Listen to our Who Framed Roger Rabbit episode on:
Who Framed Roger Rabbit is a movie that would almost certainly never be made today. A noirish murder mystery based in a 1940s Los Angeles populated by the iconic animated stars of both Disney and Warner Bros studios? The human lead played by a stocky, middle-aged British character actor? All featured in a script packed with violence and overt sexual innuendo? Marketing executives would either laugh themselves to death or go into palpitations if presented with the script today.
And yet, in 1988 Robert Zemeckis and Steven Spielberg not only got the film off the ground, it became one of the most successful movies of the decade – a smash hit with both audiences and film critics around the world.
Looking back on the film today, it feels both ahead of its time and unapologetically retro. Nostalgic in-jokes Dumbo’s peanut-driven pay scale and the sad fate of Betty Boop are combined with groundbreaking effects work and a subversive streak of adult humour.
Despite that adult humour, much of the film’s appeal in 2017 depends on having seen it as a child. From the imaginative leaps the film demands – the central plot is both paper thin and needlessly complicated – to the impact of Christopher Lloyd’s chilling portrayal of Judge Doom, the film is much more effective if viewed at an impressionable age. Without the warm glow of nostalgia, you may pick up on a few more of the film’s more mature references, but you may also find elements of the film more than a little problematic, and Roger’s relentless zaniness surprisingly grating.

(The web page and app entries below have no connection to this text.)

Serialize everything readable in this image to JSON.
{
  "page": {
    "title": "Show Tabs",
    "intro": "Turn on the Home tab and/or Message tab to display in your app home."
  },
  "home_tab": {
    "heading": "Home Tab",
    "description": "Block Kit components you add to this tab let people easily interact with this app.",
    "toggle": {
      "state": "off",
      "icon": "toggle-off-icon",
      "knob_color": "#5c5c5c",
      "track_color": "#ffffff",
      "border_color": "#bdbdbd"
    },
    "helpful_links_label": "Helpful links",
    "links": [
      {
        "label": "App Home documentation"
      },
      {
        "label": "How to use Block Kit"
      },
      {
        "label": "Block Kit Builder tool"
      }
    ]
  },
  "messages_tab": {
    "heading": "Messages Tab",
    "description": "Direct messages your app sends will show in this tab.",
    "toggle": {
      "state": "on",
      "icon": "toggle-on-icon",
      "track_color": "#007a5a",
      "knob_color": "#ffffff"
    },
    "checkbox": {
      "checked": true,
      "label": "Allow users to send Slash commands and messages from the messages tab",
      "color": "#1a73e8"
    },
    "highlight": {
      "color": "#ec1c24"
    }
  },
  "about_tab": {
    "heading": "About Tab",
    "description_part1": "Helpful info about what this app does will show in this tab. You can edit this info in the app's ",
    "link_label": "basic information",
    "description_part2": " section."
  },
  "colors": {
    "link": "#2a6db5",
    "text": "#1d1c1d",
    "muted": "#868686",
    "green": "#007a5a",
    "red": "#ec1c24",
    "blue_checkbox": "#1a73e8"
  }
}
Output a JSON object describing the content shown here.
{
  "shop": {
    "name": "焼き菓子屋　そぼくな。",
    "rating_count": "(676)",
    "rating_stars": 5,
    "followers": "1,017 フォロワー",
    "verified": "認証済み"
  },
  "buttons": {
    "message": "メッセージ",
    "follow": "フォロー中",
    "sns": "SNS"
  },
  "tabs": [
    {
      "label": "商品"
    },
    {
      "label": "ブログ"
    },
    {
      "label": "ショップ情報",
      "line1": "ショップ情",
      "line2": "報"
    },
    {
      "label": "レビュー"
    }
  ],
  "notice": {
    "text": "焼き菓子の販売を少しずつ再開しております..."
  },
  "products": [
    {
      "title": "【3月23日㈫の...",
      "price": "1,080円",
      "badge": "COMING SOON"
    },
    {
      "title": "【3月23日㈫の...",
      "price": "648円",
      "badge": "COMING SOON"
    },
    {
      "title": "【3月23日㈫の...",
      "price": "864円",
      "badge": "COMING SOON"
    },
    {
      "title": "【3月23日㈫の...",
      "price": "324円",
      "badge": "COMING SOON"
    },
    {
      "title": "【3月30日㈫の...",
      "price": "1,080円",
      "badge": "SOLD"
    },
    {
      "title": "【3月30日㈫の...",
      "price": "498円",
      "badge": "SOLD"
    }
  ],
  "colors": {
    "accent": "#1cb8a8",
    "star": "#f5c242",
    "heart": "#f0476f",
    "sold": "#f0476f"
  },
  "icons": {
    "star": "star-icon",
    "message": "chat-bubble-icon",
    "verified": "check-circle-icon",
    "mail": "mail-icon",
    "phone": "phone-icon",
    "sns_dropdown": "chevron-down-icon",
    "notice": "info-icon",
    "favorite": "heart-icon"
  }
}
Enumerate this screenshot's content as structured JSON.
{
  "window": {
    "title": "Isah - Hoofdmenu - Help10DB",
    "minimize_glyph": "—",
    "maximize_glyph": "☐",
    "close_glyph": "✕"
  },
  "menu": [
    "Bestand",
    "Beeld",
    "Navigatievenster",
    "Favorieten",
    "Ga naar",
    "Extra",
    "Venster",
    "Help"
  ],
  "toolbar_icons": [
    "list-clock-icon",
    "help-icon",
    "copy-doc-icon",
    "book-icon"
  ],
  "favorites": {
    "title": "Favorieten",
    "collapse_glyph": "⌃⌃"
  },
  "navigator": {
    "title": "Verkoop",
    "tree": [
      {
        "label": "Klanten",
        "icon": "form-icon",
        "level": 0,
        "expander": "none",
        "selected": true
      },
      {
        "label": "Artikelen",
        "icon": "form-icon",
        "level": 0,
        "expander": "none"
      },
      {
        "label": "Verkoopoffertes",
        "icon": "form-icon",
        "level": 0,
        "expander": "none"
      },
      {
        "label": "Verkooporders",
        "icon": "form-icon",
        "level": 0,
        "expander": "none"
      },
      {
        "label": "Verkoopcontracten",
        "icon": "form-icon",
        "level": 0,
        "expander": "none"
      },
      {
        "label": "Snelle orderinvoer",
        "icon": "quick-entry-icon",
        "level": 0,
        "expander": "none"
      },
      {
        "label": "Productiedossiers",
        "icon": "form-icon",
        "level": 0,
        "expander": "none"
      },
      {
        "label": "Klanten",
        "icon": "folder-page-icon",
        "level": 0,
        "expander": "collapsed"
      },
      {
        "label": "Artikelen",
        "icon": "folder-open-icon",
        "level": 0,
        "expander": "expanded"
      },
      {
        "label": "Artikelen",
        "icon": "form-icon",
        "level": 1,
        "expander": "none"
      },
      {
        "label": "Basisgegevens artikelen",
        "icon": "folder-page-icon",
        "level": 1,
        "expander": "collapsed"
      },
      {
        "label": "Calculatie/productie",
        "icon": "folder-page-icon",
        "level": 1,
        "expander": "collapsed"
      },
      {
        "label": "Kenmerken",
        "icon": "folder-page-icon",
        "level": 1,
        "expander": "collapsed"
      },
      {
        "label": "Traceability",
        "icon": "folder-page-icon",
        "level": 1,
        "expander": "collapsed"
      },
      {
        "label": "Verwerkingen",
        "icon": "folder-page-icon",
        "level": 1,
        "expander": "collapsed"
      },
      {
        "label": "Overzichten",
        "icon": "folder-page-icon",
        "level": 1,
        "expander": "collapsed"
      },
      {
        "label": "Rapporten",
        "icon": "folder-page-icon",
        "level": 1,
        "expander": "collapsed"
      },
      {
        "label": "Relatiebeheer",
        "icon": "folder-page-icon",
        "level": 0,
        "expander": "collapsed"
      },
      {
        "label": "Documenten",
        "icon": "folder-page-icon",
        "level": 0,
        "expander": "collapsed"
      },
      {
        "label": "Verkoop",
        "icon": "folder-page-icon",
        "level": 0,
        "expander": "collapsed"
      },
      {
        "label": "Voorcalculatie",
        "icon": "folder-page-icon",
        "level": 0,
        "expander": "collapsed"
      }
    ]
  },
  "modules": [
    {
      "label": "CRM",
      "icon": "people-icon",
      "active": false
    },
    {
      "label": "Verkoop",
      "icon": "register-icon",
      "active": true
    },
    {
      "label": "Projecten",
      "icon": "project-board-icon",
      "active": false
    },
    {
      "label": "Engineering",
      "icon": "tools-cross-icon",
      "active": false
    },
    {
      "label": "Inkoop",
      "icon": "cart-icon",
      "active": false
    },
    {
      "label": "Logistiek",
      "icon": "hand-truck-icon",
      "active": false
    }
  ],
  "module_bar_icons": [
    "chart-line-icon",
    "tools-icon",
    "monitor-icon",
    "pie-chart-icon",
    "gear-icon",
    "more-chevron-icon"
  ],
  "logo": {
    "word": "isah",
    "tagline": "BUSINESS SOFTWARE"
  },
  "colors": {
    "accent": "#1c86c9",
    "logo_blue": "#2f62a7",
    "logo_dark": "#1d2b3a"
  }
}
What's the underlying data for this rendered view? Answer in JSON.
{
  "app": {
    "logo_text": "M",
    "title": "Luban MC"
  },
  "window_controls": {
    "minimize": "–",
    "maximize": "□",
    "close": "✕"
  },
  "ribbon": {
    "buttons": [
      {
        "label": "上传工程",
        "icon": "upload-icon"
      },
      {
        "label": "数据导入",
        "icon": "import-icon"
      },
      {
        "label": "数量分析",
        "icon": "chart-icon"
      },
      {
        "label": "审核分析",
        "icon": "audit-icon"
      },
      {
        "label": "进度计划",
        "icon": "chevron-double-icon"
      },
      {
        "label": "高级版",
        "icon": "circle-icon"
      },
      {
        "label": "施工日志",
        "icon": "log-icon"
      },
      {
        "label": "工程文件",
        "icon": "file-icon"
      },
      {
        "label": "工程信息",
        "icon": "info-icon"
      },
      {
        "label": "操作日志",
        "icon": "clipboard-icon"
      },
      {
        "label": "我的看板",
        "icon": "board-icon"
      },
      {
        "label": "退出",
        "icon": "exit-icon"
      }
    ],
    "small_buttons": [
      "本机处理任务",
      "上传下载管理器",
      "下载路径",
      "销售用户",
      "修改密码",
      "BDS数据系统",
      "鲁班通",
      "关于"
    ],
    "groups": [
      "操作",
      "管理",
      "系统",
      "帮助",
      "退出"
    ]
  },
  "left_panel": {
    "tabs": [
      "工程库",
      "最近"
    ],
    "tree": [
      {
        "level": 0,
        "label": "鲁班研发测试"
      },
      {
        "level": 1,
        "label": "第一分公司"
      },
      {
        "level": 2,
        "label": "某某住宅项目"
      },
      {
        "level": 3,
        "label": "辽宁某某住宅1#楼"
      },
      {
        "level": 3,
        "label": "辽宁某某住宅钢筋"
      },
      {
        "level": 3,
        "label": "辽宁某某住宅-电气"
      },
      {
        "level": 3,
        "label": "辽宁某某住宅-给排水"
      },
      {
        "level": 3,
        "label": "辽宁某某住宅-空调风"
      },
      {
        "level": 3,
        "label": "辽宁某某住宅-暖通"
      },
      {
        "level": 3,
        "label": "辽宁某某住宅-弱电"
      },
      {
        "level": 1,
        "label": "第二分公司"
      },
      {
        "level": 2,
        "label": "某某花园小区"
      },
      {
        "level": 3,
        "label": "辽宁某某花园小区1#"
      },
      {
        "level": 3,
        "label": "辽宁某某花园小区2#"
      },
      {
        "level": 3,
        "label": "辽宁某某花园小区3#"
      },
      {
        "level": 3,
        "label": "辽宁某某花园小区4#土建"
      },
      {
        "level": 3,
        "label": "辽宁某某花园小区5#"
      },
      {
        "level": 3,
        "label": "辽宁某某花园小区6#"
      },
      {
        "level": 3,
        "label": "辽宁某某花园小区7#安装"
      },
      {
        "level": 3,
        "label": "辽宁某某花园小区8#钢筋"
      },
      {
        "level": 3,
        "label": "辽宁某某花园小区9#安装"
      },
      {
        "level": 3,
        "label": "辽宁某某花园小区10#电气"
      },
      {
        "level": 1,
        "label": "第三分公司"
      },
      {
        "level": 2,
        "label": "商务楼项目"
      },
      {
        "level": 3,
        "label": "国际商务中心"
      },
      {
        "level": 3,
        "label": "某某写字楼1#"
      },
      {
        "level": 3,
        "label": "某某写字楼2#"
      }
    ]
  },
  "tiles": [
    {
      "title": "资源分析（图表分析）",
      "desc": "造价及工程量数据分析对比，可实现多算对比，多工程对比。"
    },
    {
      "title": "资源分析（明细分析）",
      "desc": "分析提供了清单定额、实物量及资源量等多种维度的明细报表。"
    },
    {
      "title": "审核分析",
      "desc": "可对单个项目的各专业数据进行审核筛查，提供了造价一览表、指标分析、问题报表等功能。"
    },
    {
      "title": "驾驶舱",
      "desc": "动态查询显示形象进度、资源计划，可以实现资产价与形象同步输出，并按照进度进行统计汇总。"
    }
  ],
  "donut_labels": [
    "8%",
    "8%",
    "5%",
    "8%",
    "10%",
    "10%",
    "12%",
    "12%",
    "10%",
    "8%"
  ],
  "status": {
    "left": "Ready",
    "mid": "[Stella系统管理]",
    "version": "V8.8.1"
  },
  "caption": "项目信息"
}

In terms of an actual sequel, director Robert Zemeckis has said, “The current corporate Disney culture has no interest in Roger, and they certainly don’t like Jessica at all.” With this in mind, even a reboot seems rather unlikely, at least in anything close to the tone of the original movie. So for better or worse, Who Framed Roger Rabbit seems fated to exist as a Hollywood curio – a beloved mainstream hit that nobody really knows what to do with.
Nobody except us, that is. Here for your enjoyment are our pitches for the sequels that could have been…
Harry’s Pitch | Who Framed Dodger Rabbit?
John’s Pitch | Who Framed Roger Rabbit 2: The Melancholy Death of Baby Herman
Our Who Framed Roger Rabbit episode is available on iTunes, Stitcher, aCast and various other podcasting platforms. If you like what you hear, please take the time to write us a quick review – it really helps our visibility.
You can also let us know your sequel ideas for this classic comedy in the comments section below, or by messaging us on Facebook or Twitter. The best comments will receive a shout out in a future episode, with all the global fame and fortune that entails…